On Monday July 6, 2015, the Securities and Exchange Commission (the "SEC") charged Luca International Group, LLC, a San Francisco area oil and gas company, and its affiliated companies ("Luca") and certain of its executives, with running an elaborate $68 million Ponzi-like scheme targeting Chinese-Americans and investors in Asia. Included in this amount was approximately $8 million from Chinese investors seeking U.S. residency through the EB-5 Immigrant Investor Program (the "EB-5 Program").
he EB-5 Program allows foreign nationals who invest in either a new commercial enterprise or a troubled business in the U.S. to obtain a green card, provided the investment creates 10 full-time jobs in the U.S. The amount of the investment is either $500,000 for investments in targeted employment areas ("TEAs") or $1 million for investments outside TEAs. Most foreign investors invest in projects sponsored by EB-5 Regional Centers, which have been designated by the United States Citizenship and Immigration Services (the "USCIS") to facilitate investments in certain geographical areas.
According to the complaint filed in the U.S. District Court for the Northern District of California, defendant Bingquing Yang, Luca's Founder, Chief Executive Officer and President, represented to Chinese EB-5 investors that the loan they were making was fully secured, when apparently Ms. Yang knew that one of the Luca entities, Luca International, was in debt and had no realistic possibility of repaying the debt. By making material misstatements and misrepresentations, as well as engaging in a fraudulent Ponzi scheme, Luca executives have been charged with violations of the anti-fraud provisions of the Securities Act of 1933, the Exchange Act, and the Investment Advisors Act of 1940. Certain defendants were also charged with violation of Section 15(a) of the Exchange Act for soliciting funds for Luca without registering with the SEC as a broker-dealer or with persons associated with a broker-dealer.

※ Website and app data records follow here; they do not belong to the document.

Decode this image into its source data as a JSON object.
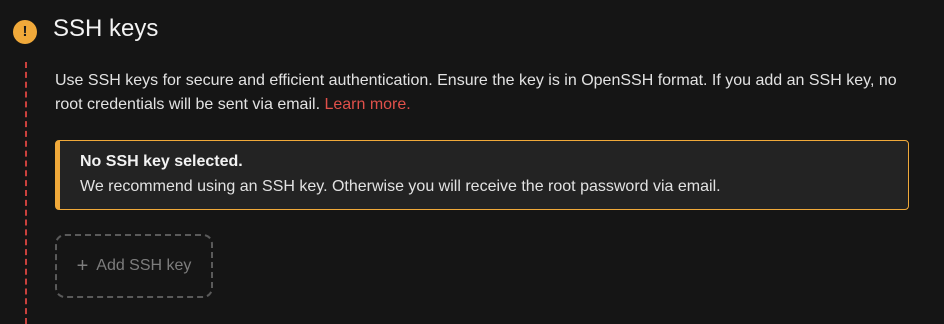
{
  "section": {
    "status_icon": "warning-icon",
    "status_glyph": "!",
    "title": "SSH keys",
    "description": "Use SSH keys for secure and efficient authentication. Ensure the key is in OpenSSH format. If you add an SSH key, no root credentials will be sent via email.",
    "learn_more": "Learn more."
  },
  "notice": {
    "title": "No SSH key selected.",
    "text": "We recommend using an SSH key. Otherwise you will receive the root password via email."
  },
  "add_button": {
    "icon": "plus-icon",
    "icon_glyph": "+",
    "label": "Add SSH key"
  },
  "colors": {
    "background": "#151515",
    "warning": "#f0a93a",
    "link": "#e0504a",
    "step_line": "#c9413d"
  }
}
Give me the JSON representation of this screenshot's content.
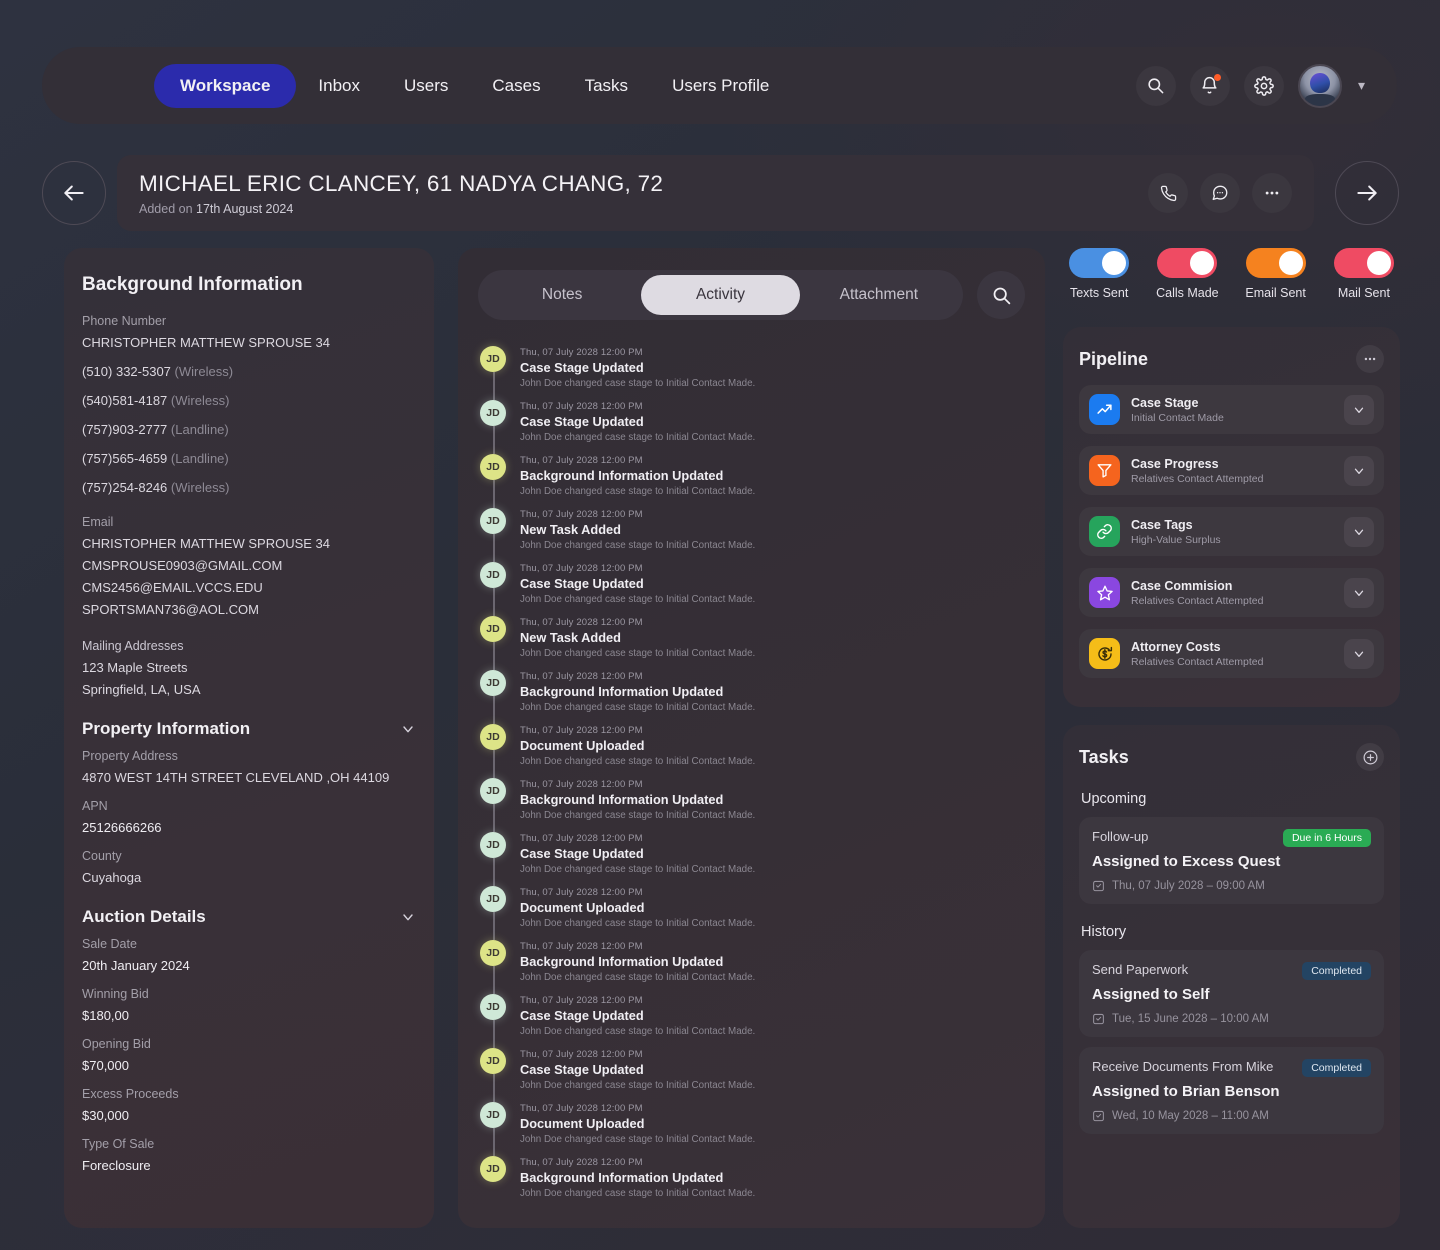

As part of Ms. Yang's alleged misconduct, she is charged with comingling investor funds and using new investor money to make sham profit payments to early investors, while diverting funds for personal and undisclosed uses, including the purchase of a $2.5 million home, household services, a family vacation, payment of her personal taxes and expenses, and a golf trip. According to the SEC's complaint, Ms. Yang is alleged to have raised approximately $8 million from EB-5 investors purportedly to finance, through a loan to another Luca entity, jobs and development costs for eight oil and gas drilling projects. The nine-claim complaint also asks the U.S. District Court in the Northern District of California to: prohibit the defendants from participating in the issuance, offer, or sale of any security; place the companies' finances in escrow to clarify the entities' financial affairs; freeze all other assets; disgorge any ill-gotten gains; pay civil penalties; and grant such other orders and reliefs as necessary.
Unless the remaining defendants settle the charges, the SEC lawsuit will proceed with motions in the U.S. District Court for asset freeze, appointment of a receiver, and discovery. This is the second SEC enforcement action by the SEC involving the EB-5 Program in as many weeks, signaling to the EB-5 community the importance of securities law compliance.